■ Exercise goal ■
The expected output is each line below containing "JSON", copied in full.

╔══

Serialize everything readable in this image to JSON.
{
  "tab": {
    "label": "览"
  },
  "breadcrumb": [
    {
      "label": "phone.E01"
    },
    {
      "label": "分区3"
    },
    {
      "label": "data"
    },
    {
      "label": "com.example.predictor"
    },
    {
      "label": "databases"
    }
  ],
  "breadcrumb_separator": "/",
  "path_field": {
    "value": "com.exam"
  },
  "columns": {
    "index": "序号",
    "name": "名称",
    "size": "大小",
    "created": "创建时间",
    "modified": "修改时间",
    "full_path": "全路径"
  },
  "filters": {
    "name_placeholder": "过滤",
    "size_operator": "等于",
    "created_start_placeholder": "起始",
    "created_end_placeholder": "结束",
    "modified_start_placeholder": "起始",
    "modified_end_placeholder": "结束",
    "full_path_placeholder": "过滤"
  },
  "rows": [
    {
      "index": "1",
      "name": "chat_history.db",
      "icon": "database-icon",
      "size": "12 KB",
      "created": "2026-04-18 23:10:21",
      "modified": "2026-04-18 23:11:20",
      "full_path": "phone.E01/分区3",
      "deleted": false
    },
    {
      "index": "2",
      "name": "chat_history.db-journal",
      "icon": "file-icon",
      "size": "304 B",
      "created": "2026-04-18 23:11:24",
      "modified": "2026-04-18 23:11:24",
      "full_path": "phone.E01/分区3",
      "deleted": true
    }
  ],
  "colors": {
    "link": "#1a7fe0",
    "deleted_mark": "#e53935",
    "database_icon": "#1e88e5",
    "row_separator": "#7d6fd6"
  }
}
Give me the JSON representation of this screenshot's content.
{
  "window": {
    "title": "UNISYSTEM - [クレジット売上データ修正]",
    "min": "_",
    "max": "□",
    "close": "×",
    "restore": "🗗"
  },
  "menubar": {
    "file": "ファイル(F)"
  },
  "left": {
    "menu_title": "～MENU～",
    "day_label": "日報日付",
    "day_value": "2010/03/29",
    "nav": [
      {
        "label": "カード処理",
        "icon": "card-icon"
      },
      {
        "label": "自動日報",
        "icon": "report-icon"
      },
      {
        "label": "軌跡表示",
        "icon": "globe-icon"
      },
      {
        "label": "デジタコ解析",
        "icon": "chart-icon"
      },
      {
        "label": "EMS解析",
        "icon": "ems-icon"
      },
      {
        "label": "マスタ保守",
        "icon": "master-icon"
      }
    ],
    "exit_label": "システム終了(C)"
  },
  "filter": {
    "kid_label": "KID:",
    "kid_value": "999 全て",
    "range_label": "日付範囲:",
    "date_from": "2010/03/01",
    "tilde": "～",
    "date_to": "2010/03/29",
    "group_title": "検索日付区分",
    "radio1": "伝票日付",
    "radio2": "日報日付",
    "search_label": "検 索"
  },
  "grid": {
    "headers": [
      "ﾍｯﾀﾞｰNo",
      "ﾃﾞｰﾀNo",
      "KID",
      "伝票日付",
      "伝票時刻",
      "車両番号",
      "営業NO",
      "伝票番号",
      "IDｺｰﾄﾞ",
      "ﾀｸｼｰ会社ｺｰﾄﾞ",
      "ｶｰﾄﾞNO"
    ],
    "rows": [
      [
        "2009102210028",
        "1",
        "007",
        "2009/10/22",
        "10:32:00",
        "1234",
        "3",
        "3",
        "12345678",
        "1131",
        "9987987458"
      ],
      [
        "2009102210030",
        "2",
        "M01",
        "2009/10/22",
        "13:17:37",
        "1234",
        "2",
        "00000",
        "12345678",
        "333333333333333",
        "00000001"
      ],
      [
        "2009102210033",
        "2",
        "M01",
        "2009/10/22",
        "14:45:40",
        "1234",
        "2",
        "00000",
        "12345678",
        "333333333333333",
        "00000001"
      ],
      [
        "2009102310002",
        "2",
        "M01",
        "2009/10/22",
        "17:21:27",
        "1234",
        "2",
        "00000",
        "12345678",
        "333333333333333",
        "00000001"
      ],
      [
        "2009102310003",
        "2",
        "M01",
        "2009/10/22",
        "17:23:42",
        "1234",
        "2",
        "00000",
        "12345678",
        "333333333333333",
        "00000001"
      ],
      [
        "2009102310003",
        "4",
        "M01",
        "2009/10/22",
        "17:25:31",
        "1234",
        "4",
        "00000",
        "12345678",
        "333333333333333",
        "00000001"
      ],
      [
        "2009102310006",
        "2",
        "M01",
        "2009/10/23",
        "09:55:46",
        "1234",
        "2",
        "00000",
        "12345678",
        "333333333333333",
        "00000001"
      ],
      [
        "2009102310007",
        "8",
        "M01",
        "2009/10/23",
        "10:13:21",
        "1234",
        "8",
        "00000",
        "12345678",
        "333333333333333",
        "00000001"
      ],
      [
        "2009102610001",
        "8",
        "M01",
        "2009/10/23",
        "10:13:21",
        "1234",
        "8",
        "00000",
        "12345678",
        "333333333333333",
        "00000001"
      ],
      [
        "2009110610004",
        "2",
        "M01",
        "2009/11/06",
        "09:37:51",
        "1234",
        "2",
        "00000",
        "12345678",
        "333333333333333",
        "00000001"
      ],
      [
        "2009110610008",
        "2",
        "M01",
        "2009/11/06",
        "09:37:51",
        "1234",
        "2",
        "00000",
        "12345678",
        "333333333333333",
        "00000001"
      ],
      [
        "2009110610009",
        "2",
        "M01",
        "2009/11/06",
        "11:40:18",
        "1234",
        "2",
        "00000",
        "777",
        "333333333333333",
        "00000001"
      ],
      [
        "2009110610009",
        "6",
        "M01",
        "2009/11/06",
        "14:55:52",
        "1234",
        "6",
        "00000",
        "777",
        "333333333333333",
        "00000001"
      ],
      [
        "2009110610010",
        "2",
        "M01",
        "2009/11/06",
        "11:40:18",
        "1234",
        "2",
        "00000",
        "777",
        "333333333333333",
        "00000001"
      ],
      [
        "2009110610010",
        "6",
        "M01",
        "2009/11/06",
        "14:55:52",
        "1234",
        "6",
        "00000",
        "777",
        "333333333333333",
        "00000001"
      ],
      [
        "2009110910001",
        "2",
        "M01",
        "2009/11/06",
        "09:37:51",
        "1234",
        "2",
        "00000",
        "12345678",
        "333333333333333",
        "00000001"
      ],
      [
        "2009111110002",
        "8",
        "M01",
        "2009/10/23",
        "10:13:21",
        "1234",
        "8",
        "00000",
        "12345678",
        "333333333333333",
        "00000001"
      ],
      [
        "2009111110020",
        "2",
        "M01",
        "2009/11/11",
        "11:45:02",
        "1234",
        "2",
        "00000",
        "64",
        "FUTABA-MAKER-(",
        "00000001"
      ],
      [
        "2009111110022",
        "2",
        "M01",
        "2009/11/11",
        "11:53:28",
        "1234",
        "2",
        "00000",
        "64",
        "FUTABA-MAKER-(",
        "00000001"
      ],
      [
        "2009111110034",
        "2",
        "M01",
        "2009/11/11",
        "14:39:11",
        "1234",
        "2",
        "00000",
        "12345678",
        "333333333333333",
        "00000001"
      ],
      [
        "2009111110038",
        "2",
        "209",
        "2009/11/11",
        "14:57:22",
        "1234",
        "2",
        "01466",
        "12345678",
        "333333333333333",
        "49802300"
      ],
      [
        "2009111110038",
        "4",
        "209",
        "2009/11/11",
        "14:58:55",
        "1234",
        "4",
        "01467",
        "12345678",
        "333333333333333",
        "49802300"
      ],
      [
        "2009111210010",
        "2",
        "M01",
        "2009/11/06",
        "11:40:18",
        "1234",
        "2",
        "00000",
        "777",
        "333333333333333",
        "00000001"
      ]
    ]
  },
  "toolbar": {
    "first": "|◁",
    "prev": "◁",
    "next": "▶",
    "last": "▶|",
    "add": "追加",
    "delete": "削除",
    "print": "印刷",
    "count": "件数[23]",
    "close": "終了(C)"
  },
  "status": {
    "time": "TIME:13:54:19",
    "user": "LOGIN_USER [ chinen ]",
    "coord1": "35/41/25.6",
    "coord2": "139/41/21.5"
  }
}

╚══

■ Exercise answer ■
Serialize everything readable in this image to JSON.
Give me the JSON representation of this screenshot's content.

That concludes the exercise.